Once a single route is set up, all routes will go through the passed component. This means any request, including 404 calls, so one has to make a note and handle 404 requests within the passed component. But this fallback route gives me a compelling entry point for a redesign. I can keep the links as they are, and once they hit my main component, they can be parsed and redirected to the appropriate file. The rest is very similar to my initial NextJS setup. I don't need to rework the specialized components.

Since URI are very important for our SEO, we need a lot of routing flexibility. The site redesign can't dictate a change of URL slugs, and NextJS is very stubborn when it comes to routing. NextJS seems to be directing its framework towards statically built sites and new projects.
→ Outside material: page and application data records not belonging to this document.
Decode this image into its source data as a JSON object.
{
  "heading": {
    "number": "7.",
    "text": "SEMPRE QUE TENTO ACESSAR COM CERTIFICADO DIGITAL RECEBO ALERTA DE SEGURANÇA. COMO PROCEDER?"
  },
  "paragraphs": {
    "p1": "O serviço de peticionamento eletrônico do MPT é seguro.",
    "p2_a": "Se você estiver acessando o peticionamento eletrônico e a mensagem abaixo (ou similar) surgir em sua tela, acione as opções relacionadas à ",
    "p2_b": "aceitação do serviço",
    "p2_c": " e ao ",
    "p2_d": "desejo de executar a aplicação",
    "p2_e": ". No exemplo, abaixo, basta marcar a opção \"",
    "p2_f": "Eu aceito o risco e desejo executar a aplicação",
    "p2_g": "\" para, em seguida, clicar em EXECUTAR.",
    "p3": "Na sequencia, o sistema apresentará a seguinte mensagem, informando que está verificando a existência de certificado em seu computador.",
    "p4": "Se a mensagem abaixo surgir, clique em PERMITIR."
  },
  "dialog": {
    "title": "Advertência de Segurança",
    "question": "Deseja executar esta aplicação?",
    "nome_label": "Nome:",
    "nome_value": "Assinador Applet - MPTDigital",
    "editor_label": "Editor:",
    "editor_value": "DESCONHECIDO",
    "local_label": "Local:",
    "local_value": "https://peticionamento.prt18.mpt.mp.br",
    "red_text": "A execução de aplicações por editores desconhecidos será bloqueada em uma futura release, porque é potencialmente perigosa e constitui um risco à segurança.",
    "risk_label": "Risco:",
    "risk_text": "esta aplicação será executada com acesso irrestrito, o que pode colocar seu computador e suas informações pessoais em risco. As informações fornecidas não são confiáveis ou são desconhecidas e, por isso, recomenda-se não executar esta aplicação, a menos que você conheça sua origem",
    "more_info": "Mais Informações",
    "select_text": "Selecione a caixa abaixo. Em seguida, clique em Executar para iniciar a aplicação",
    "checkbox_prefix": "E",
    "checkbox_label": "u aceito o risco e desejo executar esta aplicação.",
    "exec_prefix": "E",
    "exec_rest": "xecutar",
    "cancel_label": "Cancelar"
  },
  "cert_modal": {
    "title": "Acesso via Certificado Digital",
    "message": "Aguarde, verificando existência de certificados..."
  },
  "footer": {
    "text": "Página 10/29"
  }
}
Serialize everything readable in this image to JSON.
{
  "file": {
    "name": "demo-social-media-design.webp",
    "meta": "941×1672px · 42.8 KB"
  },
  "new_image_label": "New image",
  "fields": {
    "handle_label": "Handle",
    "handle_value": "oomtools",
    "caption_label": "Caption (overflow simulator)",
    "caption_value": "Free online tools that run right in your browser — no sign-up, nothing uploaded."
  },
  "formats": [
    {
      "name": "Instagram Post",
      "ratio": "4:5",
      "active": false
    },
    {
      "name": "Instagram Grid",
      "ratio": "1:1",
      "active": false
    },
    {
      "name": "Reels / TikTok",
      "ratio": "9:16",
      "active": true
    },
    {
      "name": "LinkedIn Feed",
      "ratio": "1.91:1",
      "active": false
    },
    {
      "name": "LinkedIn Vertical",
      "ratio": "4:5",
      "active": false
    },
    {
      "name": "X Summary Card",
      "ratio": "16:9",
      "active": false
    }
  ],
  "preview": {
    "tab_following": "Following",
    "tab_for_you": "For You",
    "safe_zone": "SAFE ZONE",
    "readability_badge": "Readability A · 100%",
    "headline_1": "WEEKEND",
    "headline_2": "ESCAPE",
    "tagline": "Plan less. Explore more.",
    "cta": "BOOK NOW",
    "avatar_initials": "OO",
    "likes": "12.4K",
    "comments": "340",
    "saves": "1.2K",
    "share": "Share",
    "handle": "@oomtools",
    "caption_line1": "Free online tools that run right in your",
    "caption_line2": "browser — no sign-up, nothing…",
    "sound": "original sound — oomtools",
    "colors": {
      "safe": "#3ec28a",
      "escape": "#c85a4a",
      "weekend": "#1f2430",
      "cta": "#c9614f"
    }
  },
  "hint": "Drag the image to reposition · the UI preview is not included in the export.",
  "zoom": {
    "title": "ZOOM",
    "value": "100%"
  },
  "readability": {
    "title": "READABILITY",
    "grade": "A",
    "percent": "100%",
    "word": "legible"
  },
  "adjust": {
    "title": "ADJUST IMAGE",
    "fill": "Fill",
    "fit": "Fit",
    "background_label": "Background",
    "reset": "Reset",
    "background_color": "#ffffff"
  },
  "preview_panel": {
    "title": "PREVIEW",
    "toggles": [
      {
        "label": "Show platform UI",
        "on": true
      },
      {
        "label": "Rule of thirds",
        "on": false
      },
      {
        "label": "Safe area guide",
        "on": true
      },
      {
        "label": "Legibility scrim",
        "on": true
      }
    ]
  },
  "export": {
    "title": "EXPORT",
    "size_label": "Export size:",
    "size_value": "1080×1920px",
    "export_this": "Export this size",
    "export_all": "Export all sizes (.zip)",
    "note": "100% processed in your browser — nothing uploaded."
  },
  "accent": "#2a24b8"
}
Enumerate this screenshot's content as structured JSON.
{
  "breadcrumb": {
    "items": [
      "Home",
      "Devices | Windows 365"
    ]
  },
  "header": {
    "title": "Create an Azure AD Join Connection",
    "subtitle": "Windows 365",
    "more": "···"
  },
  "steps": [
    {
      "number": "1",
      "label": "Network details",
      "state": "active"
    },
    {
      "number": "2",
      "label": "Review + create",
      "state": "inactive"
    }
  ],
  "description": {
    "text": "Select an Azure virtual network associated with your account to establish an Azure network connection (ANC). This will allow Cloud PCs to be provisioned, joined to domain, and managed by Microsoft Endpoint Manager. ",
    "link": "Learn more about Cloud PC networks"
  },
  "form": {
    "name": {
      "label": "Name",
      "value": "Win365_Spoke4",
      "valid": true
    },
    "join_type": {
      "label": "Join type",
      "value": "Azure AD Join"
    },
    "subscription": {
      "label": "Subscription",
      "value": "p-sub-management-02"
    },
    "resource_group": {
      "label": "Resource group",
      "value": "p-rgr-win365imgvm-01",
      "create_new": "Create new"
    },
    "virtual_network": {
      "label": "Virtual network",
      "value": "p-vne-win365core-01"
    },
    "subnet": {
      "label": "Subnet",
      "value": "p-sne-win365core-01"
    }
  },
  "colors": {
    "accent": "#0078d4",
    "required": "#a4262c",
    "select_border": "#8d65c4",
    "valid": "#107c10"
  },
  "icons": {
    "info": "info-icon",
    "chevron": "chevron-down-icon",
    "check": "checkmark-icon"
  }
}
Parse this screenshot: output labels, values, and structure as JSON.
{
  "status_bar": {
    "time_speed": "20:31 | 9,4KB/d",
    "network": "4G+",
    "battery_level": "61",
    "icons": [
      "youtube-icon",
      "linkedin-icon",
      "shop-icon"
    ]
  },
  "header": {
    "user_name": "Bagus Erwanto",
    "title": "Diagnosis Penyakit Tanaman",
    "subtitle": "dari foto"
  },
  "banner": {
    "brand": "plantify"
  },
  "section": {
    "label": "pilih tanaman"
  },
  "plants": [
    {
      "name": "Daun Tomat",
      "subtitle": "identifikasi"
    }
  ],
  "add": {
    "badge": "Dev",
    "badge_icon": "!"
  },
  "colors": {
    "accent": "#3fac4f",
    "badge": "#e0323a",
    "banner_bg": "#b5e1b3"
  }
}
This path might do for some, but it is not a catch-all, and for my purposes, that won't work.

I lost two weeks of development by sticking to the wrong stack. The two weeks were a good learning experience, but I don't think it is wise for every developer to learn by wasting time. Use this short post instead of 2 workweeks. Avoid repeating the mistakes that other developers do. That is why we write documentation, right?

Pick the right tools. Write a POC that tackles all the points on your primary requirements in a rudimentary way. The idea is to prove that your selected tech stack will fill those requirements before you fully commit to it. Doing so will save time in the long run.

## On Reviving my Tech-Centered Blog

As this year continues to shock me, I find myself with a lot of time to work on personal goals. Somehow I am lucky enough to stay safe by staying inside and working on personal growth. And I do not want to take that for granted. So as I remain safe and away from people with no empathy to wear a mask, my reading list gets more extensive, and my project board gets clumped with tasks.

I enjoy being busy. Understanding something that previously made no sense is cathartic. I am sure you remember the first time you solved for X. There was a sense of pride on your chest and an aw on your smile. So now I am in chase of that feeling.

But not all books will interest you. I enjoy programming and software architecture and racial relations and existentialism and synthesizers. I am sure one of those previously mentioned hobbies are not as enticing to you as they are to me. I started this blog to share my thoughts and to help others with my experience, and I believe that to reach that purpose, I need to separate my opinions from my teachings.

So I want to split both items into separate blogs. This blog will become a medium to share my thoughts with people who want to hear them while my tech blog will present tutorials and other information related to my main set of skills. I hope that simplifies things for everyone.

My thoughts blog URL is https://ren.rocks.